"Warren at Lighten Up came in on time and as scheduled. Loved working with him. He provided new lighting for our kitchen remodel and did a great job. He still needs to come back and hook everything up. Also Seth came in and did some plumbing work and repair that we did not even know needed repair. I highly recommend this company and look forward to working with them in the future"
A Bit Pricy For the Work Done But It Was A Necessary Fix That Required The Tech To Make A Trip To Home Depot And Back. When Calling For The Repair I Expected A Much More Severe Problem That If I Had Been Correct Would Have Been A Much More Expensive Fix. The Problem Turned Out To Be A Simple Problem That Required The Tech To Make A Trip To Home Depot For A $10 Part Afterwhich He Was Able To R&R The Part In About Two Minutes. Problem Solved.
Before opening the electrical cover on the A/C unit, be sure to shut off all power to the compressor unit and the indoor furnace or air handler, and verify that it is off. Note that this may mean shutting off a circuit breaker that serves the furnace and air handler, and then, near the compressor, pulling out the disconnect block (or shutting off the 220-volt power) to the outdoor compressor.
If the AC doesn’t turn off, it may be time to clean the condensing unit. Dirty condenser coils won’t give off heat efficiently and will keep the unit running. Another possibility: The contacts on the outdoor run relay may have welded together—something that can happen over time because of frequent electrical arcing at the relay. Before checking the run relay, turn off the power to the furnace and the condensing unit. Next, disassemble the relay and pry apart the contacts. This should do the trick until you buy a replacement—which you should do soon.
Next check and clean the furnace’s flame sensor. The video below shows you how—note that this guy fixes it in about 5 minutes. We would probably use a little bit of emory paper, but he cleans the sensor with a 5-dollar bill. Another video further down the page under the discussion of “If your furnace keeps shutting off after about 5 minutes” shows the same project with a different brand of furnace.
You should also have air ducts cleaned after recent water contamination or water damage to prevent mold; after renovations or remodeling to ensure debris and dust didn’t settle in the vents and ducts; if you are having problems with allergies or asthma; or when you are moving into a newly purchased home, especially if the previous owners smoked or had pets. The National Air Duct Cleaners Association (NADCA) recommends getting your air ducts cleaned every three to five years, or every two to three years in regions where homeowners use their air conditioning and heater for many months of the year, while the EPA suggests homeowners have duct cleaning done as needed.

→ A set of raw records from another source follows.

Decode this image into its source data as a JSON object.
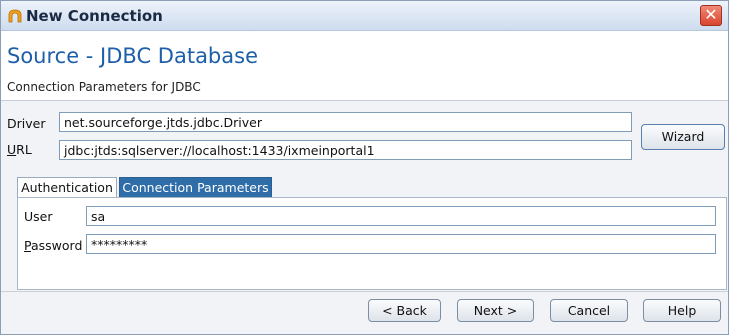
{
  "window": {
    "title": "New Connection"
  },
  "header": {
    "title": "Source - JDBC Database",
    "subtitle": "Connection Parameters for JDBC"
  },
  "driver": {
    "label": "Driver",
    "value": "net.sourceforge.jtds.jdbc.Driver"
  },
  "url": {
    "label_first": "U",
    "label_rest": "RL",
    "value": "jdbc:jtds:sqlserver://localhost:1433/ixmeinportal1"
  },
  "wizard_label": "Wizard",
  "tabs": [
    {
      "label": "Authentication",
      "selected": true
    },
    {
      "label": "Connection Parameters",
      "selected": false
    }
  ],
  "auth": {
    "user_label": "User",
    "user_value": "sa",
    "password_label_first": "P",
    "password_label_rest": "assword",
    "password_value": "*********"
  },
  "footer": {
    "back": "< Back",
    "next": "Next >",
    "cancel": "Cancel",
    "help": "Help"
  },
  "colors": {
    "accent": "#1d5fa8",
    "tab_inactive": "#2e6da8",
    "close": "#d9442e"
  }
}
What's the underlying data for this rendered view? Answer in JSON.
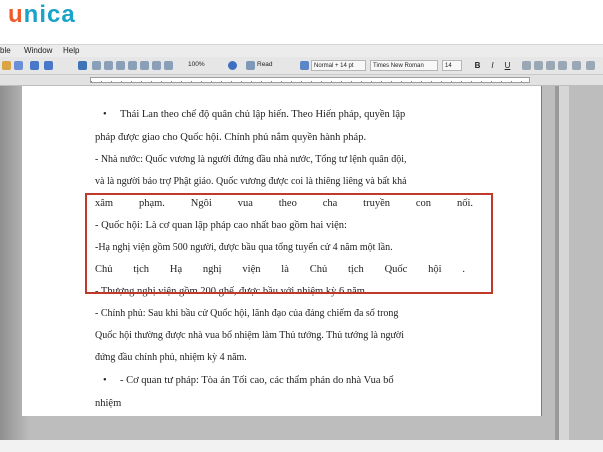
{
  "brand": {
    "logo_prefix": "u",
    "logo_rest": "nica"
  },
  "menu": {
    "items": [
      "ble",
      "Window",
      "Help"
    ]
  },
  "toolbar": {
    "zoom": "100%",
    "read_label": "Read",
    "style": "Normal + 14 pt",
    "font": "Times New Roman",
    "size": "14",
    "bold": "B",
    "italic": "I",
    "underline": "U"
  },
  "document": {
    "lines": [
      "Thái Lan theo chế độ quân chủ lập hiến. Theo Hiến pháp, quyền lập",
      "pháp được giao cho Quốc hội. Chính phủ nắm quyền hành pháp.",
      "- Nhà nước: Quốc vương là người đứng đầu nhà nước, Tổng tư lệnh quân đội,",
      "và là người bảo trợ Phật giáo. Quốc vương được coi là thiêng liêng và bất khả",
      "xâm phạm. Ngôi vua theo cha truyền con nối.",
      "- Quốc hội: Là cơ quan lập pháp cao nhất bao gồm hai viện:",
      "-Hạ nghị viện gồm 500 người, được bầu qua tổng tuyển cử 4 năm một lần.",
      "Chủ tịch Hạ nghị viện là Chủ tịch Quốc hội .",
      "- Thượng nghị viện gồm 200 ghế, được bầu với nhiệm kỳ 6 năm.",
      "- Chính phủ: Sau khi bầu cử Quốc hội, lãnh đạo của đảng chiếm đa số trong",
      "Quốc hội thường được nhà vua bổ nhiệm làm Thủ tướng. Thủ tướng là người",
      "đứng đầu chính phủ, nhiệm kỳ 4 năm.",
      "- Cơ quan tư pháp: Tòa án Tối cao, các thẩm phán do nhà Vua bổ",
      "nhiệm"
    ],
    "bullet": "•"
  }
}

*Residential Service call's subject to $119.00 travel and diagnostic fee, Commercial Service call's subject to a $149.00 travel and diagnostic fee. Once diagnosed, necessary repairs will be quoted in accordance with standard flat rate repair price. Repair and quoted repair price may be accepted or declined by the customer at that time. Travel and Diagnostic fee will still apply in case customer declines repair. All calls are C.O.D. Overtime rates for Residential Service are $169.00, overtime rates for Commercial services are $179.00. These rates are for services performed after normal business hours Monday through Friday 8am-4:30pm.
AC units and thermostats have built-in delay features when they’re shut down and then repowered. The delay can be as long as 10 minutes. And, if you’ve subscribed to an energy-saving device from your local power utility, the unit can take even longer to reset. If you’ve installed the parts shown and reinstalled the disconnect block, repowered the circuit breaker, turned on the switch at the furnace, moved the thermostat to AC mode and lowered the temperature below the indoor temperature, and the unit doesn’t fire up after 30 minutes, it’s time to call a pro.